**Element data from apps and pages**.
==============================

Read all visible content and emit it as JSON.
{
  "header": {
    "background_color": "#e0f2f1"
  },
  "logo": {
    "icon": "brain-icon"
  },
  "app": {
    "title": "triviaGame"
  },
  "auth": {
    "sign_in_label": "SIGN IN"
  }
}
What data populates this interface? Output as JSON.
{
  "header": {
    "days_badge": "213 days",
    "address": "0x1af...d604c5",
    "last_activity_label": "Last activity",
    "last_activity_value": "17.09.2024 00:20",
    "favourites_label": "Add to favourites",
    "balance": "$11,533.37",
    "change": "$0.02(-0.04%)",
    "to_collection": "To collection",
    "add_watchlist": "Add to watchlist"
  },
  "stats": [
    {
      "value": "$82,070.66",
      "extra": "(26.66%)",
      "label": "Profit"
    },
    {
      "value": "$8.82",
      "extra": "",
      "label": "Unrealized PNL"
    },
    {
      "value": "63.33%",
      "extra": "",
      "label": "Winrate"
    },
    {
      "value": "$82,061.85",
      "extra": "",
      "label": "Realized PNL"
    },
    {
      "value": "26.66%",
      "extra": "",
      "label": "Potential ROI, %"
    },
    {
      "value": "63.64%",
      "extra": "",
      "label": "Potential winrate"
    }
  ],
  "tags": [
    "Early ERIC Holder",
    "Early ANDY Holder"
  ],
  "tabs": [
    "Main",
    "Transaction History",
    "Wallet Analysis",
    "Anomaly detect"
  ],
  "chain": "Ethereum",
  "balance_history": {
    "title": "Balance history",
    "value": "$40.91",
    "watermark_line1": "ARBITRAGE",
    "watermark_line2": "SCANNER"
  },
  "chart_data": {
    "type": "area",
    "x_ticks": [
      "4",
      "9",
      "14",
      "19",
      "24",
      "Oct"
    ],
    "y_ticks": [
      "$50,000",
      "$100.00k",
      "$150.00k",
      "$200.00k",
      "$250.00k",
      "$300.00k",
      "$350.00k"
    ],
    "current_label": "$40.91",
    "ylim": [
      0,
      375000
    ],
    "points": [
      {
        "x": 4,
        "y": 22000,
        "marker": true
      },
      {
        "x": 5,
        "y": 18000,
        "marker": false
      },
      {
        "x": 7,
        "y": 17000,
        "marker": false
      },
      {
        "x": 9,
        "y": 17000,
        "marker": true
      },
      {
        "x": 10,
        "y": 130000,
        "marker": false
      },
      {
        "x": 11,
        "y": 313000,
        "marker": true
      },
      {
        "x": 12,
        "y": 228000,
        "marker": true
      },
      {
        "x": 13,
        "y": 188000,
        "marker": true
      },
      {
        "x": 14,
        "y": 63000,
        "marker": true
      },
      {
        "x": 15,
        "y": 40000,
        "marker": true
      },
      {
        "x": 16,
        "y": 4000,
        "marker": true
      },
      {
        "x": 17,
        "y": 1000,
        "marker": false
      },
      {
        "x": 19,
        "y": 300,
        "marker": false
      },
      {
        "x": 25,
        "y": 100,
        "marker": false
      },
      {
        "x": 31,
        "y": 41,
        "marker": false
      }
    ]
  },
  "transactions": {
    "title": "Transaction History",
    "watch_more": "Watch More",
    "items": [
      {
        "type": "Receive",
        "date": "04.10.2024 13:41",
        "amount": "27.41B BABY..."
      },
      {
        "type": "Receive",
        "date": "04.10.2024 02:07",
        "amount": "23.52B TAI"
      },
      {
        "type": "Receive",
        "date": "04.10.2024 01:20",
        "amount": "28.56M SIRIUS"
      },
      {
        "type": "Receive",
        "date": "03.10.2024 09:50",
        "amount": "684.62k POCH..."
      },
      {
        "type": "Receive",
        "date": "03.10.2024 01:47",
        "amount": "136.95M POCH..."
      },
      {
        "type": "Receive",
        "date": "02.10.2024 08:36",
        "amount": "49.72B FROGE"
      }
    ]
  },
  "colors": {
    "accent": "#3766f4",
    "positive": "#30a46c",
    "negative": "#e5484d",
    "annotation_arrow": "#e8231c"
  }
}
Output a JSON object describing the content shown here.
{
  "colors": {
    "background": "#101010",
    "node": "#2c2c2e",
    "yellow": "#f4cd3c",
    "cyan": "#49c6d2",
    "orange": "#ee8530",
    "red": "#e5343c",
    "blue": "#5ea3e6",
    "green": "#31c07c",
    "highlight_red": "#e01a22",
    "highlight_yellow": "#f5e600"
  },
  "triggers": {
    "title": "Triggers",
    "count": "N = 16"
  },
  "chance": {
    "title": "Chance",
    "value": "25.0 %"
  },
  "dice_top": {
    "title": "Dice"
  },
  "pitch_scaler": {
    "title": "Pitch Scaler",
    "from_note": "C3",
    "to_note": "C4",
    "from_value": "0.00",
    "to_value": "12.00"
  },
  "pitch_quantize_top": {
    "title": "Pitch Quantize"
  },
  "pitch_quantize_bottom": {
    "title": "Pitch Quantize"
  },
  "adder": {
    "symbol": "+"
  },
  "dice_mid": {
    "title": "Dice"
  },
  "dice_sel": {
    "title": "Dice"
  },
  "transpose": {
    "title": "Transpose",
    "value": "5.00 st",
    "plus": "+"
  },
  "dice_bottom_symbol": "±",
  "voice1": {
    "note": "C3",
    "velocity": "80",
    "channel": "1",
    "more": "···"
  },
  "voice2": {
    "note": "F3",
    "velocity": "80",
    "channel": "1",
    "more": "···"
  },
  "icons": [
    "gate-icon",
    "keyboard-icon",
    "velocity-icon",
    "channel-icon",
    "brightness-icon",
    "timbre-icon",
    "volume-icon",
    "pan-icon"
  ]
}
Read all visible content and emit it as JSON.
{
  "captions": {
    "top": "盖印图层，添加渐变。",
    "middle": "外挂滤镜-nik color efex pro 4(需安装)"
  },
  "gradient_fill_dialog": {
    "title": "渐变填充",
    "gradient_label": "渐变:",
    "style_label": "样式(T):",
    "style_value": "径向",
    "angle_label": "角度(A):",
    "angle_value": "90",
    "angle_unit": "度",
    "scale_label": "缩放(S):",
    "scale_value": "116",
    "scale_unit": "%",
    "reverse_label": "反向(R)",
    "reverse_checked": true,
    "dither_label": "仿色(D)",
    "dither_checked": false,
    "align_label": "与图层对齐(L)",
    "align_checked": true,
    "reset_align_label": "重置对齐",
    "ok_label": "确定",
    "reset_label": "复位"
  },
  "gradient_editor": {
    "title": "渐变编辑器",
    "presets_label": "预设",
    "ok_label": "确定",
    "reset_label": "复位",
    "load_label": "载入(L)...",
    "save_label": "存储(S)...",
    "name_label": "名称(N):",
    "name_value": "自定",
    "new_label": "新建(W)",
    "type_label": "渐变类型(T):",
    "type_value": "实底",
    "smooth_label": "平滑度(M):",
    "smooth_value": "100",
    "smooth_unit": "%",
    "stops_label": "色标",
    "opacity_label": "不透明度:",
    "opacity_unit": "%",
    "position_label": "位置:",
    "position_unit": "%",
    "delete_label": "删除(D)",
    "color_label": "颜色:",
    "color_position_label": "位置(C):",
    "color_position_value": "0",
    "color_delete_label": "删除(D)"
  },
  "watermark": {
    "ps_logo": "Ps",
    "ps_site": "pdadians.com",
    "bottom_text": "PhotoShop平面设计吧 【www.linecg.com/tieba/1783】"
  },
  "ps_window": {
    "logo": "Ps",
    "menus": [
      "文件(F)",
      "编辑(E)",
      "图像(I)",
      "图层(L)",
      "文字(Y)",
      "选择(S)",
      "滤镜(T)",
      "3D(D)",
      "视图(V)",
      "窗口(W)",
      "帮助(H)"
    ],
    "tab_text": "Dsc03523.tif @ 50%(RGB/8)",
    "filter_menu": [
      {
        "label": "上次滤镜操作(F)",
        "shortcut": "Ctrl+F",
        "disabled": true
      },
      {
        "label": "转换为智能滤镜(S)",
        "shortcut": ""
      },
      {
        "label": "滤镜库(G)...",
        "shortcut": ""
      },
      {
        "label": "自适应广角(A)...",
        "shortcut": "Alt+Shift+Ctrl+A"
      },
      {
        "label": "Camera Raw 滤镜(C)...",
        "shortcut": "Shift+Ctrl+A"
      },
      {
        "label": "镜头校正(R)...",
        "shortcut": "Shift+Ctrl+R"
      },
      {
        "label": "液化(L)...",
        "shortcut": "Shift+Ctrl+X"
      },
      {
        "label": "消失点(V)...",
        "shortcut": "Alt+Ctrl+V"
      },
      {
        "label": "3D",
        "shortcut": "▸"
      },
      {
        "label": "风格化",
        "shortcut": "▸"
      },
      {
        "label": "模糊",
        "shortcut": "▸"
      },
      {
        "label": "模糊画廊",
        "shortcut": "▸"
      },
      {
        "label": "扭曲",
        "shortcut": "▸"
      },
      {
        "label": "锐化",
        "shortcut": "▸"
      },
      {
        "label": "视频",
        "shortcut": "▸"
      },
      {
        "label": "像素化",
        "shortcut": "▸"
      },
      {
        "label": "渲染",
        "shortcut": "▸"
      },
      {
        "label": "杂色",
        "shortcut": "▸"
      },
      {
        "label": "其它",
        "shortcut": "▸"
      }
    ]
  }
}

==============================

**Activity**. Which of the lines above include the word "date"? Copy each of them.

**Solution to this task**.
        "date": "04.10.2024 13:41",
        "date": "04.10.2024 02:07",
        "date": "04.10.2024 01:20",
        "date": "03.10.2024 09:50",
        "date": "03.10.2024 01:47",
        "date": "02.10.2024 08:36",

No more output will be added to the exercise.